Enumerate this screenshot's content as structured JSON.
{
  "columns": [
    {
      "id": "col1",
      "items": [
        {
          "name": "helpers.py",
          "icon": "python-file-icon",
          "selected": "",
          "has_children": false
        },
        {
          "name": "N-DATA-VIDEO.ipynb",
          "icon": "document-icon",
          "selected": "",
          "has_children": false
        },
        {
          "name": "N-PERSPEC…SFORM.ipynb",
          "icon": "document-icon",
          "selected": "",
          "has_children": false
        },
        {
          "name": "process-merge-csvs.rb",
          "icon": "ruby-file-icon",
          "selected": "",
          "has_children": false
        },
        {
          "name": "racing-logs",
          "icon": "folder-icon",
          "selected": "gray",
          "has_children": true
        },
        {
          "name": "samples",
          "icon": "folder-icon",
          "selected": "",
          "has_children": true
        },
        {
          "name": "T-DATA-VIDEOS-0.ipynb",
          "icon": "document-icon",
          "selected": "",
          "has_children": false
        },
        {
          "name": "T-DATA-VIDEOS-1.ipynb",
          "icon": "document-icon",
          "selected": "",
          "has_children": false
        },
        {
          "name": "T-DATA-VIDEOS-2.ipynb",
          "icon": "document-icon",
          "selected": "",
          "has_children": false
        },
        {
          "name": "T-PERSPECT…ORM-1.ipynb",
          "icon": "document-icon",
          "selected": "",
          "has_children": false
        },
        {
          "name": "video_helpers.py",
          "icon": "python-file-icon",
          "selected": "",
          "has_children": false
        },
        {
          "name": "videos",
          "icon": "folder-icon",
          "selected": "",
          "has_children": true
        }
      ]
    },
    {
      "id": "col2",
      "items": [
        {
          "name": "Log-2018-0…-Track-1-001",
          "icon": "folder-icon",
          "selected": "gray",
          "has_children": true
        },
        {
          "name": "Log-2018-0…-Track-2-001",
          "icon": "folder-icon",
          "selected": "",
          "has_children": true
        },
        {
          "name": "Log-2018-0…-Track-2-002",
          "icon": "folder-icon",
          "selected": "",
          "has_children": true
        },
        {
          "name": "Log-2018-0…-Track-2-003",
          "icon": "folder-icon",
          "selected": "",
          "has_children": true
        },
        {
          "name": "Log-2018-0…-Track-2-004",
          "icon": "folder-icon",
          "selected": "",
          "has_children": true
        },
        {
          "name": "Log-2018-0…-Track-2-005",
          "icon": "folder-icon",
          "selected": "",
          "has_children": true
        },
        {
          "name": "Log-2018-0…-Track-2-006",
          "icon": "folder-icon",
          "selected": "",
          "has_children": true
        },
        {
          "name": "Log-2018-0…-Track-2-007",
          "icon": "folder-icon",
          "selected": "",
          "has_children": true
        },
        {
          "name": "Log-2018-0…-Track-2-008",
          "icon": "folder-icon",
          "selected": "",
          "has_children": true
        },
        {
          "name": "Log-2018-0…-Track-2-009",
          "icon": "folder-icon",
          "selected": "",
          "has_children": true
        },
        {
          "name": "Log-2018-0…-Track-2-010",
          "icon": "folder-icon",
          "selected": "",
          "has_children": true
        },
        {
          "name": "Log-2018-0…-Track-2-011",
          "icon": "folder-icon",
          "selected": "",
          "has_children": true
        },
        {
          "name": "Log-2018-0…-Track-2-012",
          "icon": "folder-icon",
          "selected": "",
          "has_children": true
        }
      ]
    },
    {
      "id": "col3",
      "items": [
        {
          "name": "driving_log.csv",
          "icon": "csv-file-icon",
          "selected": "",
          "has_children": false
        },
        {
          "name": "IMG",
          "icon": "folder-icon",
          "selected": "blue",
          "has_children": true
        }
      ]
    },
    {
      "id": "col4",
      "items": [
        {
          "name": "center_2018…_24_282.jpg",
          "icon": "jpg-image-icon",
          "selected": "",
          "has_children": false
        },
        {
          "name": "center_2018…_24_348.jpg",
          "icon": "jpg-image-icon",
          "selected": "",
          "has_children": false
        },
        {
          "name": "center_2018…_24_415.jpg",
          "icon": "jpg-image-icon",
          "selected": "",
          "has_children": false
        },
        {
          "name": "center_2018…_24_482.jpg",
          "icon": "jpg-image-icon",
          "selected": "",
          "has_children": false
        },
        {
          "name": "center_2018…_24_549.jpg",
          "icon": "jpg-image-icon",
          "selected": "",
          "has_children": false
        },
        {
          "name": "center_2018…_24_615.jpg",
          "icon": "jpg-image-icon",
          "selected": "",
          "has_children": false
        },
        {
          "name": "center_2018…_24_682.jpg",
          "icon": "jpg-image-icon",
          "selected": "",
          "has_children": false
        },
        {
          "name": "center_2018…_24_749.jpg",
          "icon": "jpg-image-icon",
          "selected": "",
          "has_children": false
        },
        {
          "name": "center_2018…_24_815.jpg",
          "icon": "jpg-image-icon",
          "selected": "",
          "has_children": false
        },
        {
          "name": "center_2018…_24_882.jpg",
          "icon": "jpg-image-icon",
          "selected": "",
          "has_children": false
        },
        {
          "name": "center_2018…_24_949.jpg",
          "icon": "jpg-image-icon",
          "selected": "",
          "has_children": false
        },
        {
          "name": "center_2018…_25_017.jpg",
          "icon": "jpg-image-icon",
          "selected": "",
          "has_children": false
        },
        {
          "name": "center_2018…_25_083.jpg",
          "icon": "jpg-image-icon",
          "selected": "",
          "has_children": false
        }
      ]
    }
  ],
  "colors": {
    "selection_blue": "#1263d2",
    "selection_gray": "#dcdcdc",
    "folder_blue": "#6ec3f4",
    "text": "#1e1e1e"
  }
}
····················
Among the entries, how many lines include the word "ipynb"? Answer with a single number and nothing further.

FINISHED EXERCISE: 6